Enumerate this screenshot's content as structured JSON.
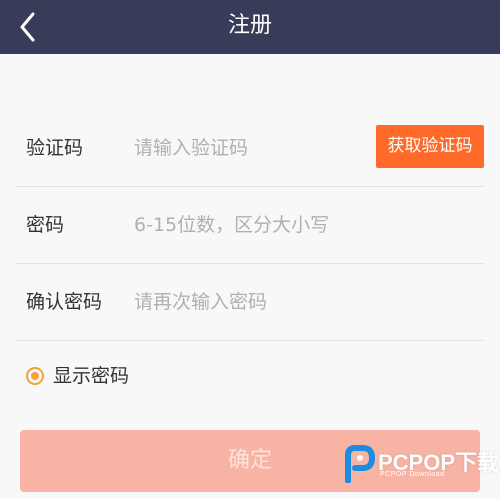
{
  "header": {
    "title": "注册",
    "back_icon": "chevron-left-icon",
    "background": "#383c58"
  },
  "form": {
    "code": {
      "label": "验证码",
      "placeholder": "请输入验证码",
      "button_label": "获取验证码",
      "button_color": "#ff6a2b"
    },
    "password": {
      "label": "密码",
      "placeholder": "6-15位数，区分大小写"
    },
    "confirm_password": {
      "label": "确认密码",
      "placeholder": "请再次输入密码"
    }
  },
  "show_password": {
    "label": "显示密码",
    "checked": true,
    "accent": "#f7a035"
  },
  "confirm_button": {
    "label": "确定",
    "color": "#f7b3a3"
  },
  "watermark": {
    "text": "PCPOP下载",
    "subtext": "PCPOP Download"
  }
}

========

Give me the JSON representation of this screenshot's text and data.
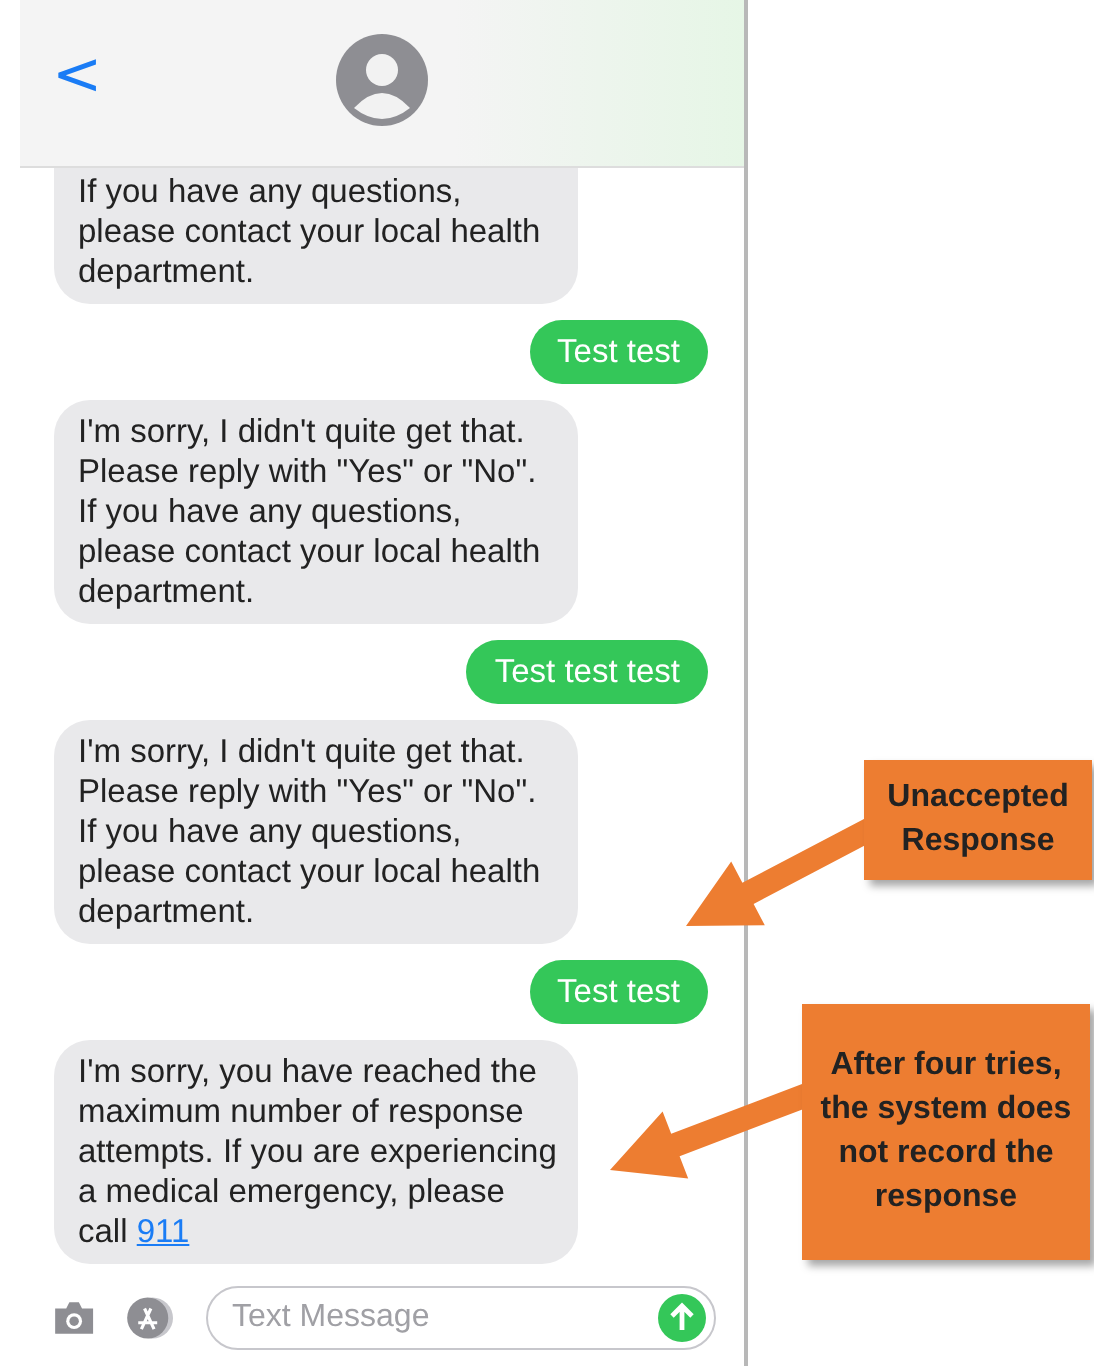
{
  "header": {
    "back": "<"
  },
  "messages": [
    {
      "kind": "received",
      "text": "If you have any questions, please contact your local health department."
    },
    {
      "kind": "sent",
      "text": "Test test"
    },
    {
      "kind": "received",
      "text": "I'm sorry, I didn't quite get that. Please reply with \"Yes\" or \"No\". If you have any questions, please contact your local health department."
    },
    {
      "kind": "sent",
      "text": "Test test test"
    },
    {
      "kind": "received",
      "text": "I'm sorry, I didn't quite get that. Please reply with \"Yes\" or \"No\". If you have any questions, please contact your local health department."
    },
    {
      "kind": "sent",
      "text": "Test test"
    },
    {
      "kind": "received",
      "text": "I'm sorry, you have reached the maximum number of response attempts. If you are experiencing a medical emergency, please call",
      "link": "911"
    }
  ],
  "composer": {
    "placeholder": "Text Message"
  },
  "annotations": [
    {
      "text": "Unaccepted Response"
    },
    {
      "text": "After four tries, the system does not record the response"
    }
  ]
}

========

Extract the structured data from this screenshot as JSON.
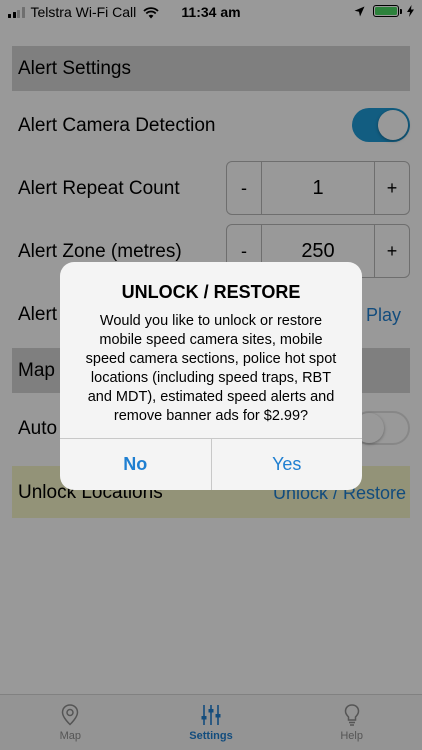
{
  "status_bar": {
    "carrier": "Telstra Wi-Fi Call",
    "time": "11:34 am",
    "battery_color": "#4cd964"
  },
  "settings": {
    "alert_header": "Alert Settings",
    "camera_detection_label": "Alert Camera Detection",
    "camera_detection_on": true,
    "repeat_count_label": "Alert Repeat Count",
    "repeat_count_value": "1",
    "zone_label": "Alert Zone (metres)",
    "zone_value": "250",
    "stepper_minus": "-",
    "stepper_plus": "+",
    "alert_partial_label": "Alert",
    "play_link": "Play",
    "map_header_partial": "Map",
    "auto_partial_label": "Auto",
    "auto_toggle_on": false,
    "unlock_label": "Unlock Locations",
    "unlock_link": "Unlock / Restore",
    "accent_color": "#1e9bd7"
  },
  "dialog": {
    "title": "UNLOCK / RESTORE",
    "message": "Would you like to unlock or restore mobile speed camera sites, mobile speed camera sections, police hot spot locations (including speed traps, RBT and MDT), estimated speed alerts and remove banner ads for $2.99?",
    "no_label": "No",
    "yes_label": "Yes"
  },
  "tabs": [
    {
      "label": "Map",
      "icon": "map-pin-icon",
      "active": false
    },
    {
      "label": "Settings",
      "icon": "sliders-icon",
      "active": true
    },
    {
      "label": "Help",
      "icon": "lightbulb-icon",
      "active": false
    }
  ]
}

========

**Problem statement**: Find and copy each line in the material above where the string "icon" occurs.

**Finished task**:
    "back_icon": "chevron-left-icon",
      "icon": "map-pin-icon",
      "icon": "sliders-icon",
      "icon": "lightbulb-icon",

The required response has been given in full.